STUDY MATERIAL START

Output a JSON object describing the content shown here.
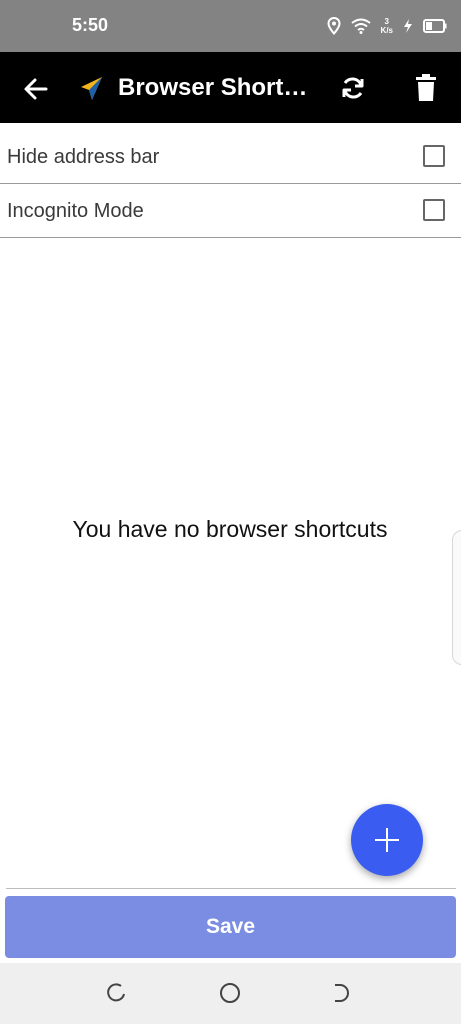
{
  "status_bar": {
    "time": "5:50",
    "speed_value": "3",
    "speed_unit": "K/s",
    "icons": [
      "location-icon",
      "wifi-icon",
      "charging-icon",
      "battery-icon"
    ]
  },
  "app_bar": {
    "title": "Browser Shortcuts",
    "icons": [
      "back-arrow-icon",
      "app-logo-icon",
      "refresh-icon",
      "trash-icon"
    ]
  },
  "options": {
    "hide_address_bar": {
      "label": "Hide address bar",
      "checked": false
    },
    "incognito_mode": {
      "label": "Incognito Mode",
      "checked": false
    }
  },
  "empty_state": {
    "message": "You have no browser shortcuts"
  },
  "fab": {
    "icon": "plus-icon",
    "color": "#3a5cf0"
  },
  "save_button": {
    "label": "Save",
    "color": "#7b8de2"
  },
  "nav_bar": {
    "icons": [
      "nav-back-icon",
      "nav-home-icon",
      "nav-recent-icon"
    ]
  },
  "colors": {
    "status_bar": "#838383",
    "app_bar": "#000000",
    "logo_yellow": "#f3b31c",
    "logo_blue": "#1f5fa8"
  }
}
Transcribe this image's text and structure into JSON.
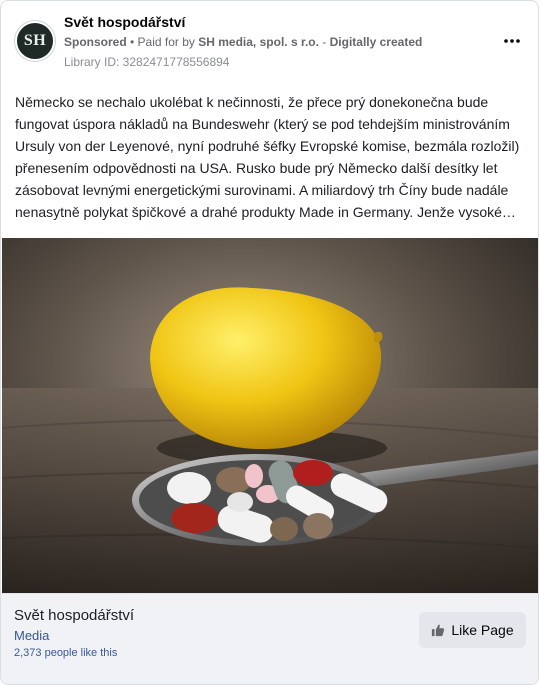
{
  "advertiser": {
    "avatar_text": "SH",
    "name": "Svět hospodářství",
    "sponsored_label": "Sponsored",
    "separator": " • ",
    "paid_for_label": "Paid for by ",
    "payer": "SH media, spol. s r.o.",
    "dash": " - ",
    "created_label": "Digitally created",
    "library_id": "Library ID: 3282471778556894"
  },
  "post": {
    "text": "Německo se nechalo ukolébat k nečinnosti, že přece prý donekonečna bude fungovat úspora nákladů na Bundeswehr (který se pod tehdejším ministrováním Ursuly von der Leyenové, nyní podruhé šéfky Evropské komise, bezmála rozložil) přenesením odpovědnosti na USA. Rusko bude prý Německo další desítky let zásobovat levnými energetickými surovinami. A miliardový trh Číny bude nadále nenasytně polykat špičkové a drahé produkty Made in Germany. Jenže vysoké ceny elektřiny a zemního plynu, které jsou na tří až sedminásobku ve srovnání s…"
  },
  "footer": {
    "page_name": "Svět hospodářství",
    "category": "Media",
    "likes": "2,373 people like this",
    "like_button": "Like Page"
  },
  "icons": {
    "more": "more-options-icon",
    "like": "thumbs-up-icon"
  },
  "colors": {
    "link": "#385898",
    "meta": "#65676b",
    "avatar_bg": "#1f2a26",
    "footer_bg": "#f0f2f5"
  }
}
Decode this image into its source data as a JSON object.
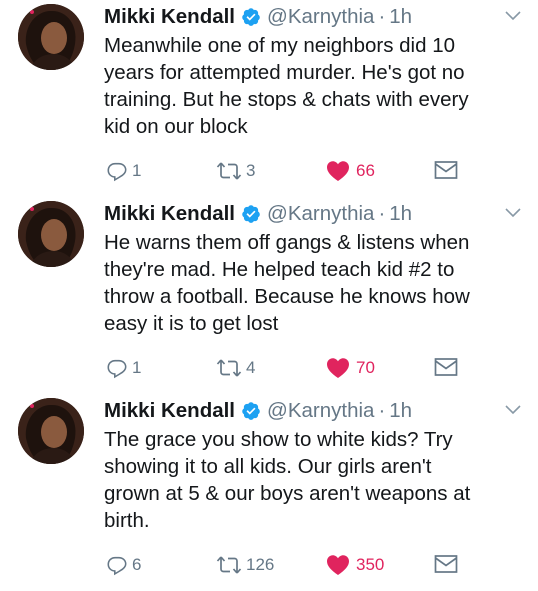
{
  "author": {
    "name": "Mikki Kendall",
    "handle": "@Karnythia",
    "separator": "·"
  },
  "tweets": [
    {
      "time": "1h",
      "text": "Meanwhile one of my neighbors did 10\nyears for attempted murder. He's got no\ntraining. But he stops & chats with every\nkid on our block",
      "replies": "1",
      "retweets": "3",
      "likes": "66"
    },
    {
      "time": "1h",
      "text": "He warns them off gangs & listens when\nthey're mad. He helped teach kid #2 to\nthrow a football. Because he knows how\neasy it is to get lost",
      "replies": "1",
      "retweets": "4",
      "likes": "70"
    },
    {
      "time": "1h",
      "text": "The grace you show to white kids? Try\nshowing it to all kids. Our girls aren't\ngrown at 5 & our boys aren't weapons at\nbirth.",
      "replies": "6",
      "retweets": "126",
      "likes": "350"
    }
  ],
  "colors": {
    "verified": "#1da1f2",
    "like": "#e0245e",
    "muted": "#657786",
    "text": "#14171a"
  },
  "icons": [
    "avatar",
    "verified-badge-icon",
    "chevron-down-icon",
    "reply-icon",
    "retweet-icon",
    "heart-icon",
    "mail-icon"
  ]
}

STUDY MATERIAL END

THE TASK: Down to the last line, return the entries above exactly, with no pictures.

TASK RESULT:
Output a JSON object describing the content shown here.
{
  "status_bar": {
    "time": "5:50",
    "speed_value": "3",
    "speed_unit": "K/s",
    "icons": [
      "location-icon",
      "wifi-icon",
      "charging-icon",
      "battery-icon"
    ]
  },
  "app_bar": {
    "title": "Browser Shortcuts",
    "icons": [
      "back-arrow-icon",
      "app-logo-icon",
      "refresh-icon",
      "trash-icon"
    ]
  },
  "options": {
    "hide_address_bar": {
      "label": "Hide address bar",
      "checked": false
    },
    "incognito_mode": {
      "label": "Incognito Mode",
      "checked": false
    }
  },
  "empty_state": {
    "message": "You have no browser shortcuts"
  },
  "fab": {
    "icon": "plus-icon",
    "color": "#3a5cf0"
  },
  "save_button": {
    "label": "Save",
    "color": "#7b8de2"
  },
  "nav_bar": {
    "icons": [
      "nav-back-icon",
      "nav-home-icon",
      "nav-recent-icon"
    ]
  },
  "colors": {
    "status_bar": "#838383",
    "app_bar": "#000000",
    "logo_yellow": "#f3b31c",
    "logo_blue": "#1f5fa8"
  }
}
Transcribe this image's text and structure into JSON.
{
  "advertiser": {
    "avatar_text": "SH",
    "name": "Svět hospodářství",
    "sponsored_label": "Sponsored",
    "separator": " • ",
    "paid_for_label": "Paid for by ",
    "payer": "SH media, spol. s r.o.",
    "dash": " - ",
    "created_label": "Digitally created",
    "library_id": "Library ID: 3282471778556894"
  },
  "post": {
    "text": "Německo se nechalo ukolébat k nečinnosti, že přece prý donekonečna bude fungovat úspora nákladů na Bundeswehr (který se pod tehdejším ministrováním Ursuly von der Leyenové, nyní podruhé šéfky Evropské komise, bezmála rozložil) přenesením odpovědnosti na USA. Rusko bude prý Německo další desítky let zásobovat levnými energetickými surovinami. A miliardový trh Číny bude nadále nenasytně polykat špičkové a drahé produkty Made in Germany. Jenže vysoké ceny elektřiny a zemního plynu, které jsou na tří až sedminásobku ve srovnání s…"
  },
  "footer": {
    "page_name": "Svět hospodářství",
    "category": "Media",
    "likes": "2,373 people like this",
    "like_button": "Like Page"
  },
  "icons": {
    "more": "more-options-icon",
    "like": "thumbs-up-icon"
  },
  "colors": {
    "link": "#385898",
    "meta": "#65676b",
    "avatar_bg": "#1f2a26",
    "footer_bg": "#f0f2f5"
  }
}
Decode this image into its source data as a JSON object.
{
  "author": {
    "name": "Mikki Kendall",
    "handle": "@Karnythia",
    "separator": "·"
  },
  "tweets": [
    {
      "time": "1h",
      "text": "Meanwhile one of my neighbors did 10\nyears for attempted murder. He's got no\ntraining. But he stops & chats with every\nkid on our block",
      "replies": "1",
      "retweets": "3",
      "likes": "66"
    },
    {
      "time": "1h",
      "text": "He warns them off gangs & listens when\nthey're mad. He helped teach kid #2 to\nthrow a football. Because he knows how\neasy it is to get lost",
      "replies": "1",
      "retweets": "4",
      "likes": "70"
    },
    {
      "time": "1h",
      "text": "The grace you show to white kids? Try\nshowing it to all kids. Our girls aren't\ngrown at 5 & our boys aren't weapons at\nbirth.",
      "replies": "6",
      "retweets": "126",
      "likes": "350"
    }
  ],
  "colors": {
    "verified": "#1da1f2",
    "like": "#e0245e",
    "muted": "#657786",
    "text": "#14171a"
  },
  "icons": [
    "avatar",
    "verified-badge-icon",
    "chevron-down-icon",
    "reply-icon",
    "retweet-icon",
    "heart-icon",
    "mail-icon"
  ]
}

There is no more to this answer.